If you’re keeping score at home, that’s the President of the United States baselessly accusing a prominent media critic of murder... over Memorial Day weekend.
This is ghastly and appalling for all the obvious reasons, not the least of which is the distress this brings to grieving family members who are trying to move on and heal. The young woman worked for Scarborough back when he was a Republican congressman from Florida. She died in a district office in July 2001. No suspicion of foul play ever arose.
(An aside: The other day, Nikki Haley tweeted that she was “struggling” over Joe Biden’s remarks that if you vote for Trump “you ain’t black.” No word yet if she’s struggling over any of Trump’s remarks.)
But if the assault on Scarborough wasn’t revealing enough of Trump’s debased character, consider the attacks on his former attorney general, Jeff Sessions, as he tries to regain his Senate seat in Alabama.
I’m no Sessions fan and must admit to deriving some degree of schadenfreude from the way Trump has turned on him. Still, it’s important to remember that Sessions was the first big Trump endorsement, and that it’s entirely plausible that Trump would never have been elected without Sessions’ help. That’s why it is so revealing to see Trump repaying Sessions by bashing him on Twitter and saying Sessions wasn’t “mentally qualified” to be attorney general.

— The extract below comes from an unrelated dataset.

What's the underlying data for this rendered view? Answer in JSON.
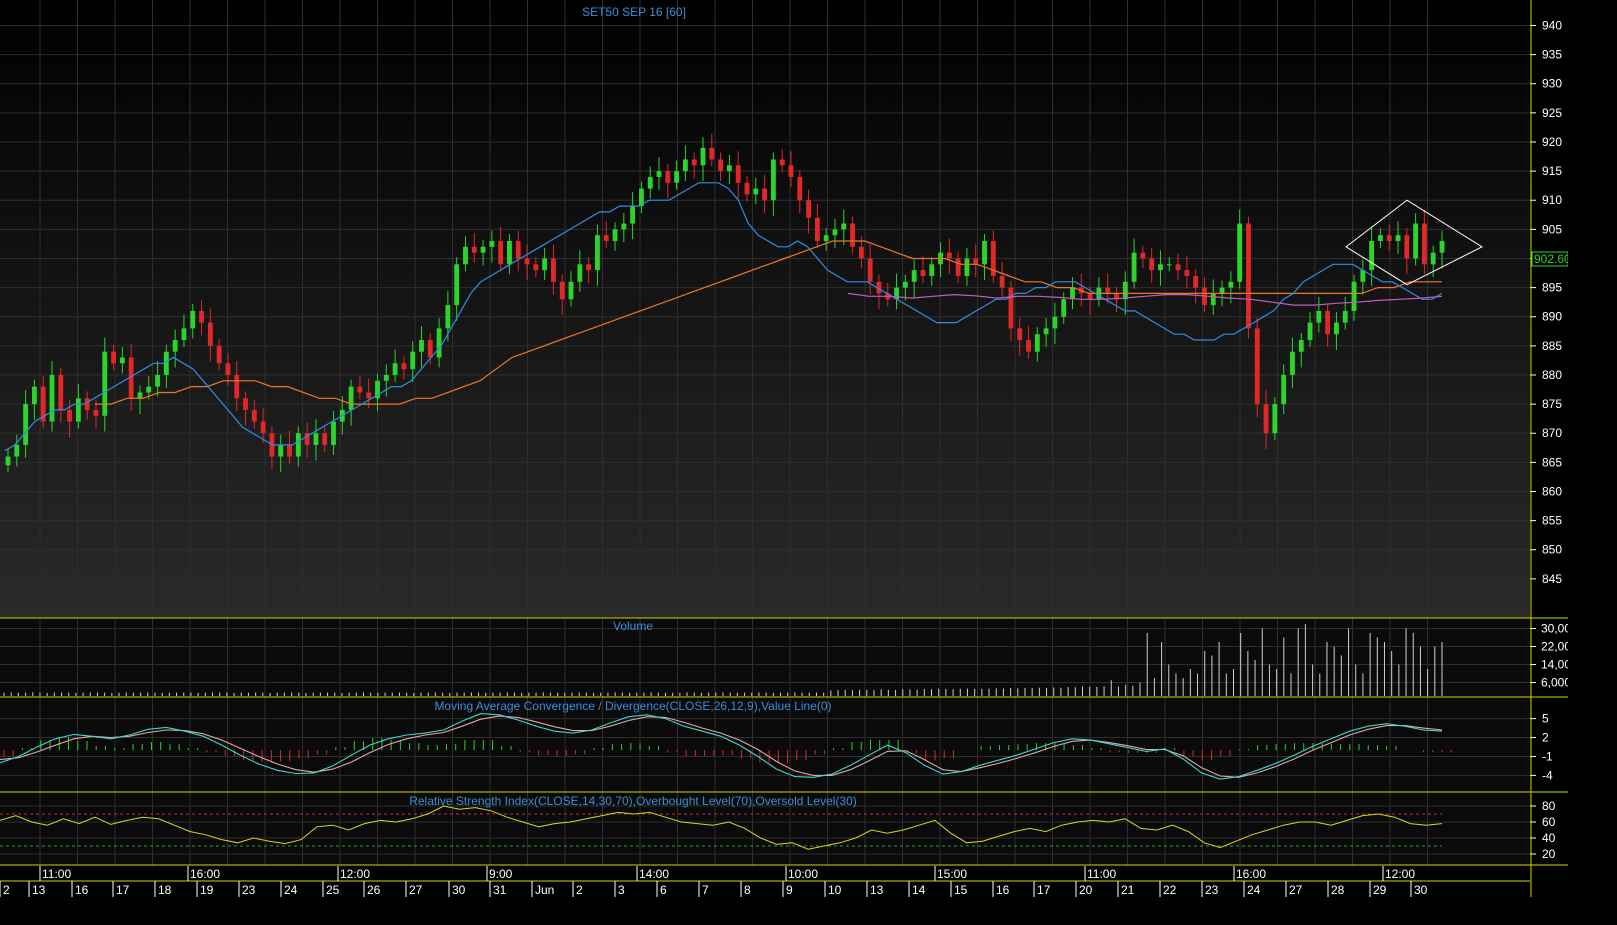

Say what you will about the man’s politics, at least Sessions respects the rule of law. That is what led him to recuse. But Trump, who prefers loyalty to Trump over loyalty to democratic institutions, blames Sessions’ recusal for the Mueller investigation. “3 years ago, after Jeff Sessions recused himself, the Fraudulent Mueller Scam began. Alabama, do not trust Jeff Sessions. He let our Country down,” Trump tweeted on Friday night.
As Ann Coulter (!) pointed out, in one of many stinging rebukes of Trump, “Sessions HAD to recuse himself, you complete blithering idiot. YOU did not have to go on Lester Holt's show and announce you fired Comey over the Russian investigation. That's what got you a Special Prosecutor.”
To recap, Sessions didn’t cause Trump’s problems, just like Scarborough didn’t kill his staffer. But the most powerful man in the world chose to spend this solemn occasion—presumably between holes—vomiting out tweets to satisfy some twisted, deep-seated, emotional yearning for vengeance.
That, and the fact that he wants to change the subject from COVID-19 to anything else.
I’m not sure which motivation is worse, or more telling.
Unfortunately, we can’t escape him. Even over what should have been a holiday weekend, we cannot get a break from this man or his madness. The whining. The grievance. The victimhood. The lashing out. It is eternal. It. Never. Stops.
“We must picture hell as a state where everyone is perpetually concerned about his own dignity and advancement, where everyone has a grievance, and where everyone lives with the deadly serious passions of envy, self-importance, and resentment,” wrote C.S. Lewis.
In other words, hell is Trump. Or, at least, Trump’s Twitter feed. And we are all stuck here… until November.